                                  I was just too exhausted to hide it anymore. Besides, I just don’t care anymore. I said it in a way that I never imagined possible most of my life. Without emotion. As calm as a dead ocean.

                                     My father barely looked at me, as he sat in the same place as that time 45 years ago.  Only this time, there was no grin. No look of pride. I guess I could best describe it as a look of pain. Shame. I have nothing left in me to alter what life has so cruelly now made apparent.

                                    I am, and have always been, the boy in those pictures, but now I understand that I was never his son. I was a ghost.

                                   It is why I’m having such difficulty in writing posts for this blog, at the moment. Like Davie, I bounce between feelings of despair and pride. I live in a strange dimension that feels more like a dream sometimes. I told Davie today that the best way to describe it may be a term used mostly to describe returning soldiers. Post traumatic stress disorder. PTSD. I think we both fit that diagnostic term right now.

                               It really isn’t surprising. A lifetime of abuse, topped by the realization that you’re not even worthy of a father’s love. Something freely given to most boys. Sons. A father’s pride, unless….

                            We’ll survive.

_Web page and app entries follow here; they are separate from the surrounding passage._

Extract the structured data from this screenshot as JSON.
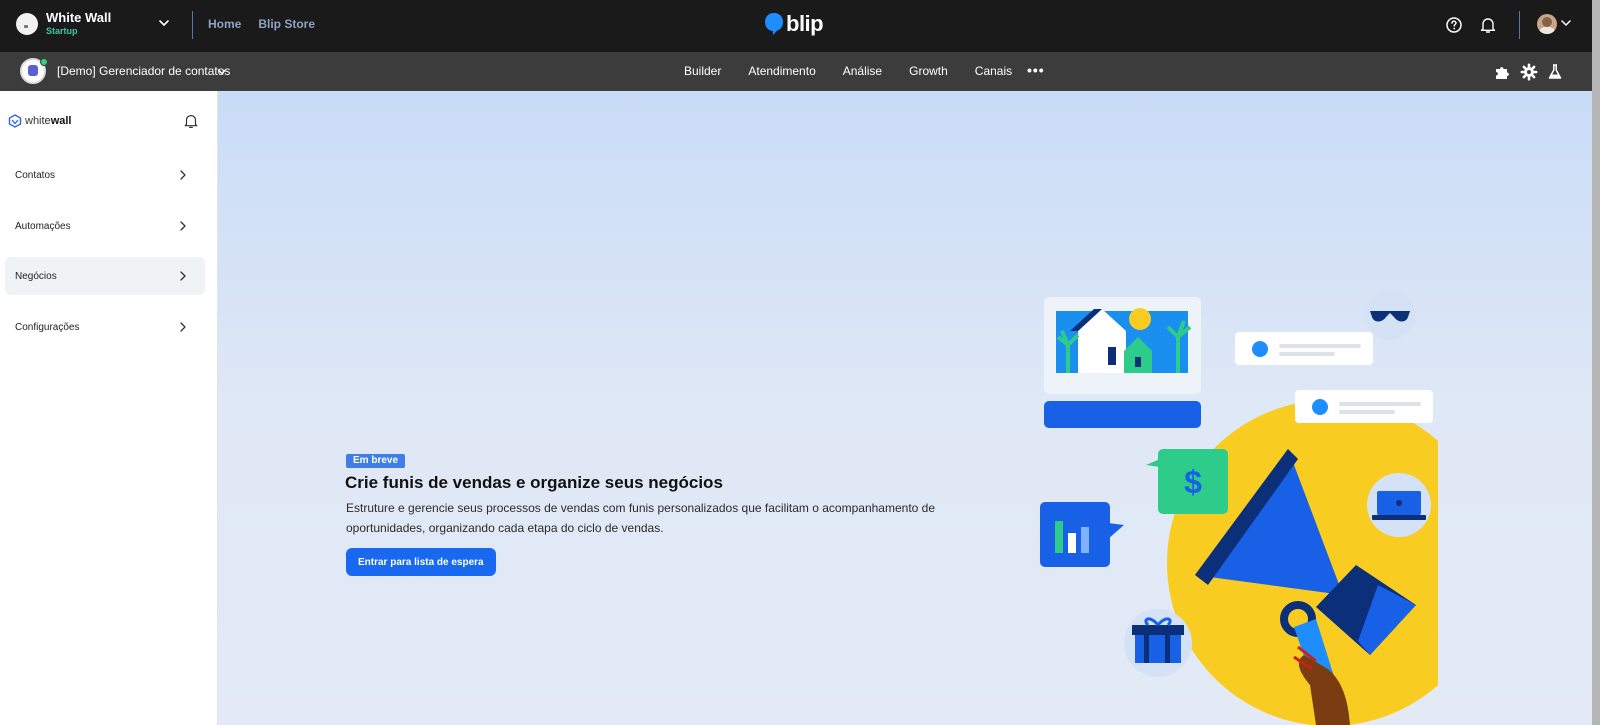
{
  "topbar": {
    "org_name": "White Wall",
    "org_plan": "Startup",
    "nav": [
      "Home",
      "Blip Store"
    ],
    "brand": "blip"
  },
  "subbar": {
    "bot_name": "[Demo] Gerenciador de contatos",
    "nav": [
      "Builder",
      "Atendimento",
      "Análise",
      "Growth",
      "Canais"
    ],
    "more": "•••"
  },
  "sidebar": {
    "logo_light": "white",
    "logo_bold": "wall",
    "items": [
      {
        "label": "Contatos"
      },
      {
        "label": "Automações"
      },
      {
        "label": "Negócios"
      },
      {
        "label": "Configurações"
      }
    ],
    "active_item": "Negócios"
  },
  "main": {
    "badge": "Em breve",
    "headline": "Crie funis de vendas e organize seus negócios",
    "description": "Estruture e gerencie seus processos de vendas com funis personalizados que facilitam o acompanhamento de oportunidades, organizando cada etapa do ciclo de vendas.",
    "cta_label": "Entrar para lista de espera",
    "illustration_dollar": "$"
  },
  "colors": {
    "topbar_bg": "#1a1a1a",
    "subbar_bg": "#3c3c3c",
    "accent_blue": "#1968f0",
    "badge_blue": "#3f7de8",
    "plan_green": "#3cc8a3",
    "illustration_yellow": "#f9cc22"
  },
  "icons": [
    "help-icon",
    "bell-icon",
    "chevron-down-icon",
    "puzzle-icon",
    "gear-icon",
    "flask-icon",
    "chevron-right-icon",
    "megaphone-illustration"
  ]
}
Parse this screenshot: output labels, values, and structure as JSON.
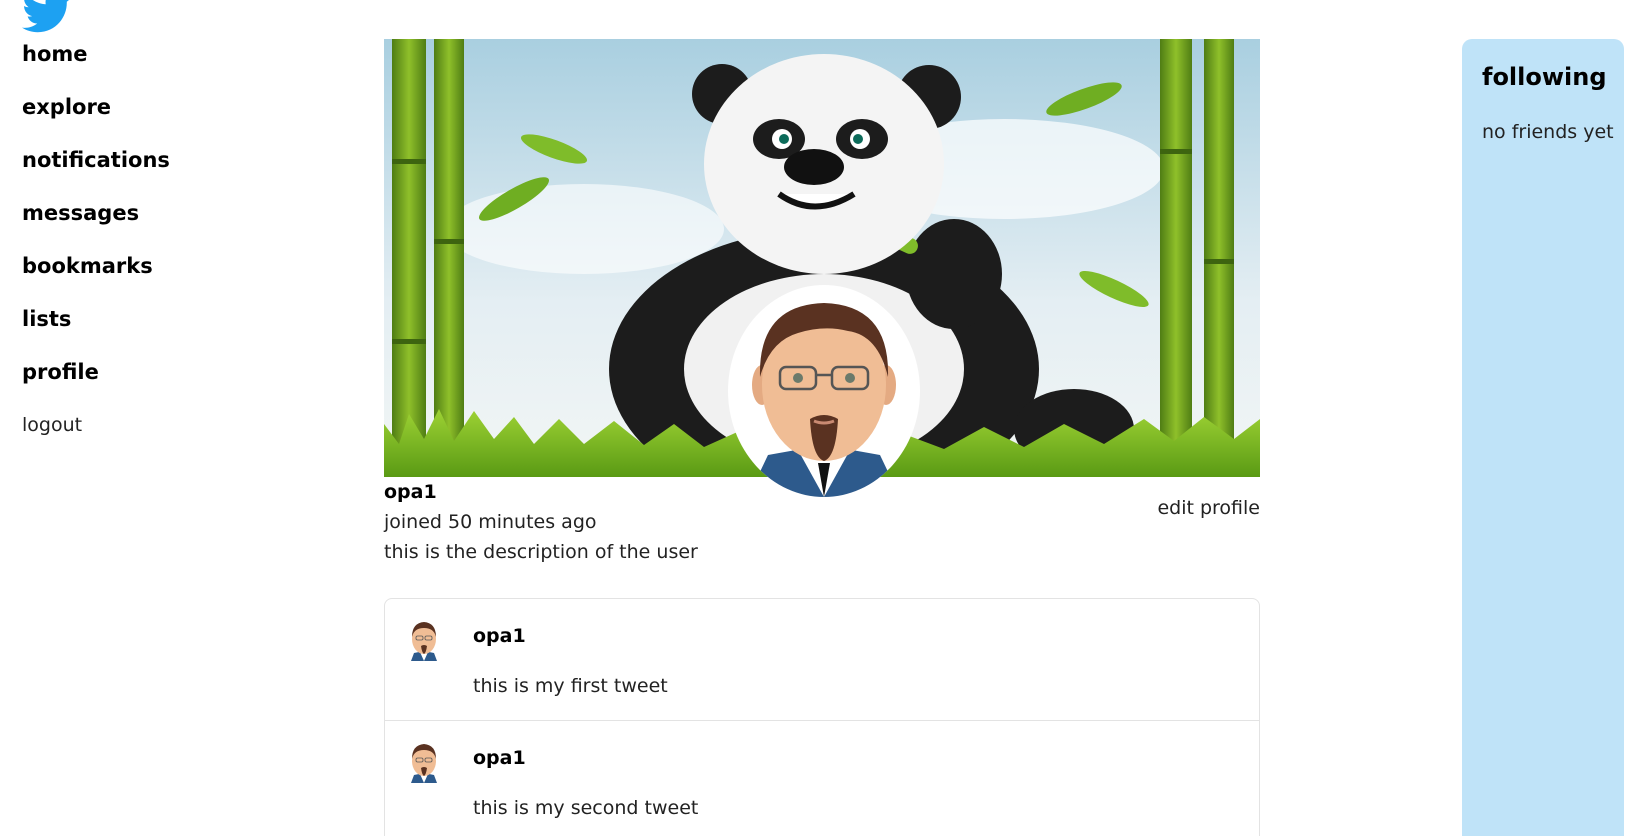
{
  "brand": {
    "logo_icon": "twitter-bird-icon",
    "color": "#1da1f2"
  },
  "nav": {
    "items": [
      {
        "label": "home"
      },
      {
        "label": "explore"
      },
      {
        "label": "notifications"
      },
      {
        "label": "messages"
      },
      {
        "label": "bookmarks"
      },
      {
        "label": "lists"
      },
      {
        "label": "profile"
      },
      {
        "label": "logout"
      }
    ]
  },
  "profile": {
    "banner_icon": "panda-banner-image",
    "avatar_icon": "user-avatar-image",
    "username": "opa1",
    "joined": "joined 50 minutes ago",
    "description": "this is the description of the user",
    "edit_label": "edit profile"
  },
  "tweets": [
    {
      "user": "opa1",
      "text": "this is my first tweet"
    },
    {
      "user": "opa1",
      "text": "this is my second tweet"
    }
  ],
  "following": {
    "title": "following",
    "empty_text": "no friends yet",
    "panel_color": "#bfe3f8"
  }
}
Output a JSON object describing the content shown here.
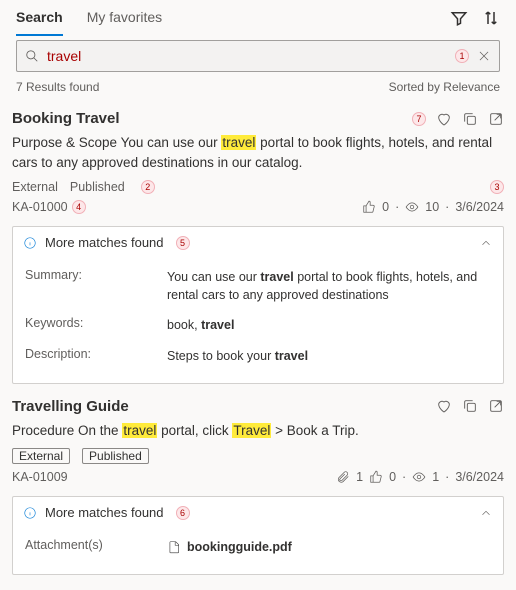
{
  "tabs": {
    "search": "Search",
    "favorites": "My favorites"
  },
  "search": {
    "value": "travel"
  },
  "meta": {
    "count": "7 Results found",
    "sort": "Sorted by Relevance"
  },
  "r1": {
    "title": "Booking Travel",
    "snip_a": "Purpose & Scope You can use our ",
    "snip_hl": "travel",
    "snip_b": " portal to book flights, hotels, and rental cars to any approved destinations in our catalog.",
    "tag1": "External",
    "tag2": "Published",
    "ka": "KA-01000",
    "likes": "0",
    "views": "10",
    "date": "3/6/2024",
    "more_label": "More matches found",
    "sum_k": "Summary:",
    "sum_v_a": "You can use our ",
    "sum_v_b1": "travel",
    "sum_v_b": " portal to book flights, hotels, and rental cars to any approved destinations",
    "key_k": "Keywords:",
    "key_v_a": "book, ",
    "key_v_b": "travel",
    "desc_k": "Description:",
    "desc_v_a": "Steps to book your ",
    "desc_v_b": "travel"
  },
  "r2": {
    "title": "Travelling Guide",
    "snip_a": "Procedure On the ",
    "snip_h1": "travel",
    "snip_b": " portal, click ",
    "snip_h2": "Travel",
    "snip_c": " > Book a Trip.",
    "tag1": "External",
    "tag2": "Published",
    "ka": "KA-01009",
    "att": "1",
    "likes": "0",
    "views": "1",
    "date": "3/6/2024",
    "more_label": "More matches found",
    "att_k": "Attachment(s)",
    "att_v": "bookingguide.pdf"
  },
  "co": {
    "c1": "1",
    "c2": "2",
    "c3": "3",
    "c4": "4",
    "c5": "5",
    "c6": "6",
    "c7": "7"
  }
}
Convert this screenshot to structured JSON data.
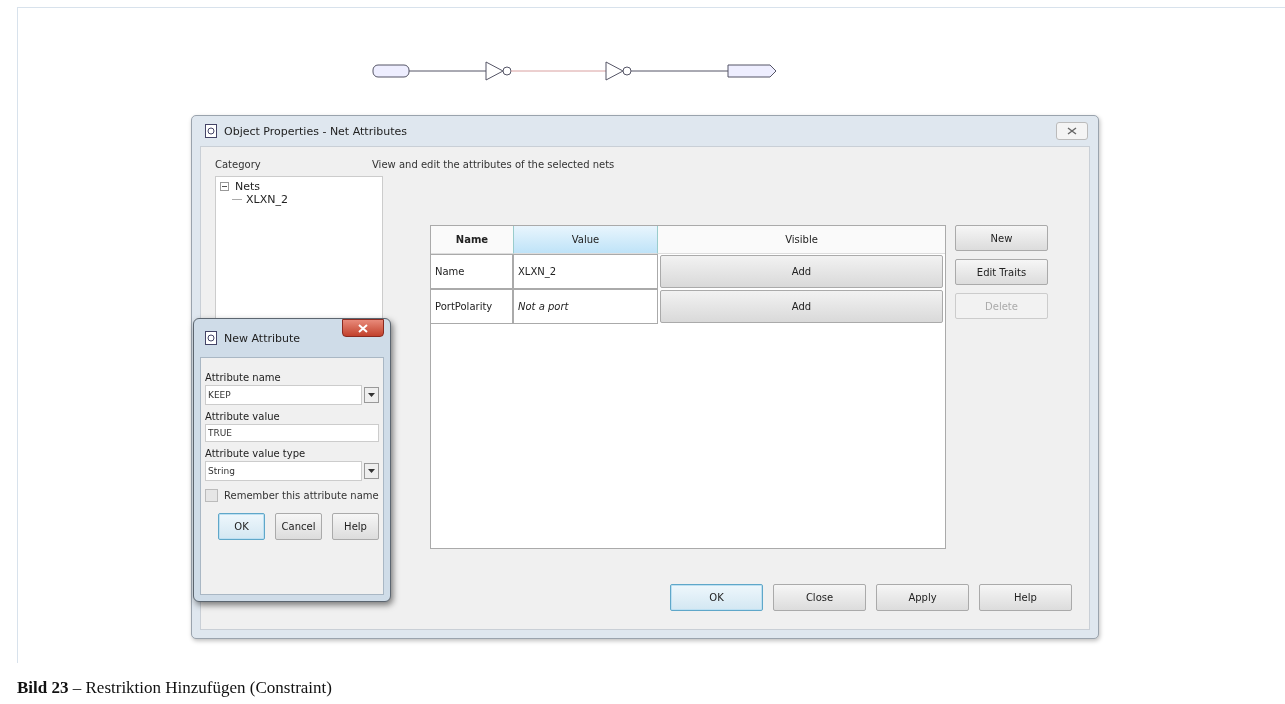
{
  "main_dialog": {
    "title": "Object Properties - Net Attributes",
    "category_label": "Category",
    "tree": [
      {
        "label": "Nets",
        "expanded": true,
        "children": [
          {
            "label": "XLXN_2"
          }
        ]
      }
    ],
    "description": "View and edit the attributes of the selected nets",
    "table": {
      "columns": [
        {
          "label": "Name",
          "selected": false
        },
        {
          "label": "Value",
          "selected": true
        },
        {
          "label": "Visible",
          "selected": false
        }
      ],
      "rows": [
        {
          "name": "Name",
          "value": "XLXN_2",
          "italic": false,
          "visible": "Add"
        },
        {
          "name": "PortPolarity",
          "value": "Not a port",
          "italic": true,
          "visible": "Add"
        }
      ]
    },
    "side_buttons": [
      {
        "label": "New",
        "disabled": false
      },
      {
        "label": "Edit Traits",
        "disabled": false
      },
      {
        "label": "Delete",
        "disabled": true
      }
    ],
    "buttons": [
      {
        "label": "OK",
        "default": true
      },
      {
        "label": "Close",
        "default": false
      },
      {
        "label": "Apply",
        "default": false
      },
      {
        "label": "Help",
        "default": false
      }
    ]
  },
  "new_attribute_dialog": {
    "title": "New Attribute",
    "fields": [
      {
        "label": "Attribute name",
        "value": "KEEP",
        "kind": "dropdown"
      },
      {
        "label": "Attribute value",
        "value": "TRUE",
        "kind": "text"
      },
      {
        "label": "Attribute value type",
        "value": "String",
        "kind": "dropdown"
      }
    ],
    "checkbox": {
      "label": "Remember this attribute name",
      "checked": false
    },
    "buttons": [
      {
        "label": "OK",
        "default": true
      },
      {
        "label": "Cancel",
        "default": false
      },
      {
        "label": "Help",
        "default": false
      }
    ]
  },
  "caption": "**Bild 23** – Restriktion Hinzufügen (Constraint)"
}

And eventually, thrive.

                            It’s what gay boys have to do. That, or die.